So mom underwent a carotid endarterectomy, which is akin to a rotor-rooter of the carotid artery and to our relief the procedure went swimmingly well.  We were actually amazed that it can be done under a local anesthesia (though mom needed a general) and that most folks can go home the next day.  Sis and I spent the entire day at the hospital. We spent time with mom in the morning; we were there for her as they prepared her for surgery; we were there when they brought her back to recovery, and we followed her back to her room after recovery to insure she settled in for the night.  And, as we waited for news from the surgeon I received a Face Time call from my daughter.  That never happens!  She was calling to make an announcement and to show off the jewel on her left ring finger.  Sis and I squealed with happiness.  My daughter, officially engaged!  Later, as we continued to wait in the hospital lobby, I tell sis: “See… life goes on….despite…and in spite of…all the unpleasantness and difficulties going on around us. And, isn’t that a wonderful thing!”

The vascular surgeon that performed the surgery feels confident that mom will have a better quality of life now.  “She’ll need a couple of weeks in the rehab center to get stronger so that she can return to her activities,” he said.

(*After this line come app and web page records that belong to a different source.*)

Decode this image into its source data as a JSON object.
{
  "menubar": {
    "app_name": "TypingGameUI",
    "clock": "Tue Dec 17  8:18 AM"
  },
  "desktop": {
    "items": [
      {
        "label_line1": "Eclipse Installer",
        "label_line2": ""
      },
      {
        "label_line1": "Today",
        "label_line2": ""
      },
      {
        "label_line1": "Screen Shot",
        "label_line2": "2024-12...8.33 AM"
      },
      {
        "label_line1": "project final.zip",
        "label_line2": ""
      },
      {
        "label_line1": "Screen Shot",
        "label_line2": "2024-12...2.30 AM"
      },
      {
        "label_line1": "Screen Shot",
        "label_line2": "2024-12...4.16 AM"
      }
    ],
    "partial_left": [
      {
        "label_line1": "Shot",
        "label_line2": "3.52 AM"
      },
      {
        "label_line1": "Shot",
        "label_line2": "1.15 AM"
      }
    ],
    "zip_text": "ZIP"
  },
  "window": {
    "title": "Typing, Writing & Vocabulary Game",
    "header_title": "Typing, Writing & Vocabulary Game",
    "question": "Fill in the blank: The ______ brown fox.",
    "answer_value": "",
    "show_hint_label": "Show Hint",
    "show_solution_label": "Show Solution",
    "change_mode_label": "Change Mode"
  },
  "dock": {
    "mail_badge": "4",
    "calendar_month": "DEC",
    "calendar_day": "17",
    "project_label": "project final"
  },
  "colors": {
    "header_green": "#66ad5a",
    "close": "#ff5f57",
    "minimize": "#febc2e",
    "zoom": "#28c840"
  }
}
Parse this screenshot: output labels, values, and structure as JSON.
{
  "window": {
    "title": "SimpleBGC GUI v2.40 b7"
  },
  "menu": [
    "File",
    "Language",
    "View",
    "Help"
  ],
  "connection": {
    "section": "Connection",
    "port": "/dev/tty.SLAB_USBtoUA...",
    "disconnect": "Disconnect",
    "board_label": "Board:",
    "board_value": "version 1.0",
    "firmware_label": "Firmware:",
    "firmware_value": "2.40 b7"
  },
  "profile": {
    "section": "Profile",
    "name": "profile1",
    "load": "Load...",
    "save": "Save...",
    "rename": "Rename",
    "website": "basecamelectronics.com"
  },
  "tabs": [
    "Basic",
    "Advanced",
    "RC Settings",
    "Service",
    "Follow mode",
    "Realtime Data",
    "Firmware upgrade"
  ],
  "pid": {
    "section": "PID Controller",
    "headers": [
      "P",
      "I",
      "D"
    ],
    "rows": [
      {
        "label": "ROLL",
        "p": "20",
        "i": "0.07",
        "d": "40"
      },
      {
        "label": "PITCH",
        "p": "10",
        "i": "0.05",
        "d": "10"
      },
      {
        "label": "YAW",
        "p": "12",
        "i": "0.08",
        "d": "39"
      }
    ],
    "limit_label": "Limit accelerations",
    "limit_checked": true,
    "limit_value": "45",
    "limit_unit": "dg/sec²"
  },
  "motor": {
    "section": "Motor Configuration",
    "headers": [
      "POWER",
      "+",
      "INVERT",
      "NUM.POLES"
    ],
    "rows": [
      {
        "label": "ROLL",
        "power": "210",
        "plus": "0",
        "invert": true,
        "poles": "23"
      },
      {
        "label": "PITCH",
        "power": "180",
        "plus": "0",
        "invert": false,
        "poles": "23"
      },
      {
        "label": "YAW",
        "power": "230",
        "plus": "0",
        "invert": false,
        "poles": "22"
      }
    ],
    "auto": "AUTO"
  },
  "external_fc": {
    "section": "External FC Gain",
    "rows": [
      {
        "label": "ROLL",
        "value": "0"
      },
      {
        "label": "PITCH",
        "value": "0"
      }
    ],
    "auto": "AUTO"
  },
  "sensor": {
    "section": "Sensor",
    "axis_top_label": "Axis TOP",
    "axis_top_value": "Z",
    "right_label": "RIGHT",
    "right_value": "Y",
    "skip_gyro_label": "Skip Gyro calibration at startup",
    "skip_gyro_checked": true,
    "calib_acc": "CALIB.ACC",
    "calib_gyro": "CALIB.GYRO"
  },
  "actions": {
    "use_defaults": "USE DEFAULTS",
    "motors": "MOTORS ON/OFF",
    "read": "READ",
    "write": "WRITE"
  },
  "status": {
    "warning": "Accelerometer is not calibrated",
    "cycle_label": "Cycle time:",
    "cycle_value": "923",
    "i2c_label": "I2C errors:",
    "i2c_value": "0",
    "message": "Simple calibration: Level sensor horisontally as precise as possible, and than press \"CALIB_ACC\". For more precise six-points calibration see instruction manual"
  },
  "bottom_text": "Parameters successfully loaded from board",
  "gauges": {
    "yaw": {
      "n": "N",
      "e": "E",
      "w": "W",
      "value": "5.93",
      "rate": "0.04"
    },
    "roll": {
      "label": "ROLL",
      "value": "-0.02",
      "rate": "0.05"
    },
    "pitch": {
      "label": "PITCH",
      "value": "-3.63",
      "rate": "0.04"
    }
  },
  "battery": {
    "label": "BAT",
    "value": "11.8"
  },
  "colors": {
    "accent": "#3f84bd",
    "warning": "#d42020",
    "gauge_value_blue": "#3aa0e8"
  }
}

Sis and I look at each other with knowing eyes.  We don’t think that is going to happen.

Honestly, I prayed with all my heart that sis and I would be wrong but it has now been nearly a week after the surgery and our mom has yet to make it to the rehab unit because they are having trouble stabilizing her blood pressure.  Part, if not all, of this is due to the fact that mom is always angry.  Nearly every interaction with her includes yelling about something.  She is angry about the terrible hospital food despite the fact that sis has been bringing her good bread, proscuitto and mortadella and other delights every day!  Mom yells that she is “going insane” in the hospital and she hates the nurses who are all “horribly mean” to her (actually, as hospitals go, sis and I are happy with her care).    “I know mom,” I say to her during our latest conversation today.  Mom called me early in the morning and without any initial pleasantries launched into yelling about her situation.

Trying hard to get a word in, between the rants,  I say quietly and gently, “Mom, you MUST, MUST be calm.”  Fact: Anger. Raises. Blood Pressure!  “Mom, you must be calm and allow the healing process to take place, which involves your total cooperation with the nurses and the doctors.  You cannot get back on the plane without some physical therapy.  It’s going to take a little work on your part mom, but if you cooperate you’ll get there.”  I don’t think a word I said helped. In fact, I’m sure of it.

Sis and I are trying our best to talk our mom into a state of calmness.  Any amount at this point will do.  However, it is just not in her DNA.  It’s almost as if she insists on being in a constant state of agitation and impatience, which quickly ignites into frequent bouts of anger.  I get being frustrated, believe me!  But at some point I wish mom would stop and listen. Listen to the people that have her best interest at heart.  She is being her own worst enemy!  Sigh.  It’s always been this way.  What a terrible way to live.

Mom’s new lease on life is narrowing, in true stenosis fashion, minute by minute. Sis and I are powerless.  We watch it unfold with a heaviness in our hearts.

A bucketful of tears best describes the last two weeks.

There is no bliss in that.

2016 has to be better.